Morning and a very typical image of the race. With so many cars on the grid and so many different types of cars, you are constantly lapping someone. Behind our Porsche is an Aston Martin Vantage and behind that a Renault Clio. Both were just overtaken.

This will make me look like a whimp. Blisters are very common when you drive for 5 to 6 hours during 24.

Ready for my last stint. I always try and visualize the stint in my head before going out. 

I am getting in the car and as you can see, it's pretty banged up.

This photo was probably taken just after or before I
went out for my last stint. The guys sleeping are the fuels boys. When
I drove into to the refueling area I was very alone. They were sleeping
as you can tell.

Rod shot this photo just as I was driving into the refueling area only to find no-one to fill my tank. So I made a quick decision to go out on the track for 1 or 2 laps while they were waking up.

This is a painful mistake which frankly cannot happen if you expect to win races.

This looks like me in my last stint. The car was really bad to drive and I had all kinds of problems. That’s exactly what an endurance race is about however.

The end of my stint. More repair work needed on the suspension. 2 more stints to go.

I'm actually surprised we made it to the finish line. Our car was a wreck in the end. No major damages to the body, but the chassis was pretty beaten up.

We had to replace a rear upright late in the race. We lost another 20 mins. 

Not so good looking any more.

For the last 2 hours of the race we were suffering from huge handling problems.One of the front shocks was broken which was causing the front of the car to "porpoise" under braking.

The last stint of the race. Johan is limping the car home. He managed impressive lap times to say the least, especially given the damage to the car's suspension.

Here's a very tired team watching the timing screens at the end of race. The last hour was intense as we managed to climb up from 12th to 7th. We finished 2 seconds in front of the 8th car, after 24 hours!

Here I'm walking over to pit wall to watch the finish… look at that beard!

2000 eager people are awaiting the checkered flag.

Finish line. Johan was complaining about the handling of our Porsche on the radio. When we checked the car afterwards the right front suspension was completely broken off. Only the spring held the suspension together! The fact that he could drive the car is just amazing. Our chief mechanic could barely drive the car from the scrutinizing section to the pit. Respect to Johan!!

I hope you enjoyed reading my personal report from the Dubai 24Hs. I'm just in the middle of planning out a new European racing campaign for 2010 with an exciting brand new race car. I'll let you know more about this as soon as my plans are locked in.

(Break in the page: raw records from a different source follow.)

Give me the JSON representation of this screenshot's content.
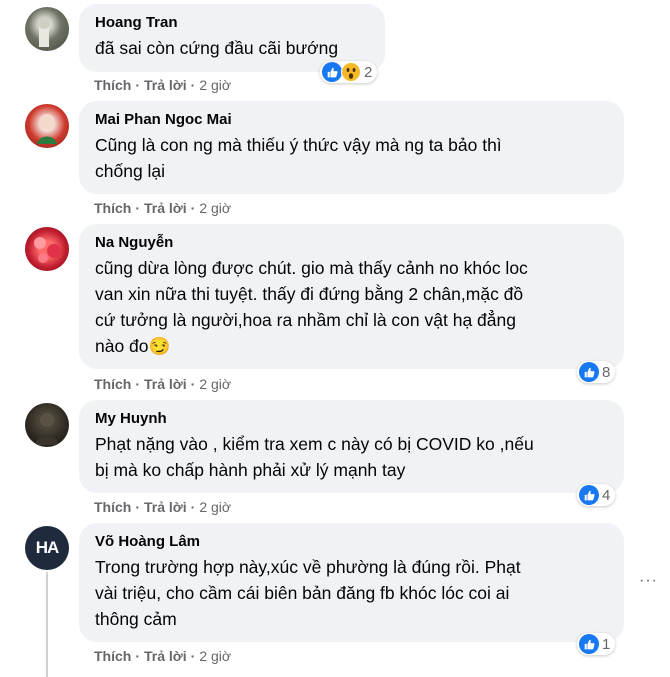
{
  "comments": [
    {
      "author": "Hoang Tran",
      "text": "đã sai còn cứng đầu cãi bướng",
      "like_label": "Thích",
      "reply_label": "Trả lời",
      "time": "2 giờ",
      "reaction_count": "2",
      "reactions": [
        "like-icon",
        "wow-icon"
      ]
    },
    {
      "author": "Mai Phan Ngoc Mai",
      "text": "Cũng là con ng mà thiếu ý thức vậy mà ng ta bảo thì\nchống lại",
      "like_label": "Thích",
      "reply_label": "Trả lời",
      "time": "2 giờ"
    },
    {
      "author": "Na Nguyễn",
      "text": "cũng dừa lòng được chút. gio mà thấy cảnh no khóc loc\nvan xin nữa thi tuyệt. thấy đi đứng bằng 2 chân,mặc đồ\ncứ tưởng là người,hoa ra nhầm chỉ là con vật hạ đẳng\nnào đo😏",
      "like_label": "Thích",
      "reply_label": "Trả lời",
      "time": "2 giờ",
      "reaction_count": "8",
      "reactions": [
        "like-icon"
      ]
    },
    {
      "author": "My Huynh",
      "text": "Phạt nặng vào , kiểm tra xem c này có bị COVID ko ,nếu\nbị mà ko chấp hành phải xử lý mạnh tay",
      "like_label": "Thích",
      "reply_label": "Trả lời",
      "time": "2 giờ",
      "reaction_count": "4",
      "reactions": [
        "like-icon"
      ]
    },
    {
      "author": "Võ Hoàng Lâm",
      "text": "Trong trường hợp này,xúc về phường là đúng rồi. Phạt\nvài triệu, cho cầm cái biên bản đăng fb khóc lóc coi ai\nthông cảm",
      "like_label": "Thích",
      "reply_label": "Trả lời",
      "time": "2 giờ",
      "reaction_count": "1",
      "reactions": [
        "like-icon"
      ],
      "avatar_text": "HA"
    }
  ],
  "separator": "·",
  "more_glyph": "···",
  "colors": {
    "bubble": "#f0f2f5",
    "like_blue": "#1877f2",
    "meta_gray": "#65676b",
    "wow_yellow": "#f7b928"
  }
}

Talk soon,

-Patrick Soderlund

Dubai 24Hs 2010 Coverage on Speedhunters 


Tags: , , , , , ,


0 comments

OFFICIAL SPEEDHUNTERS SUPPLIERS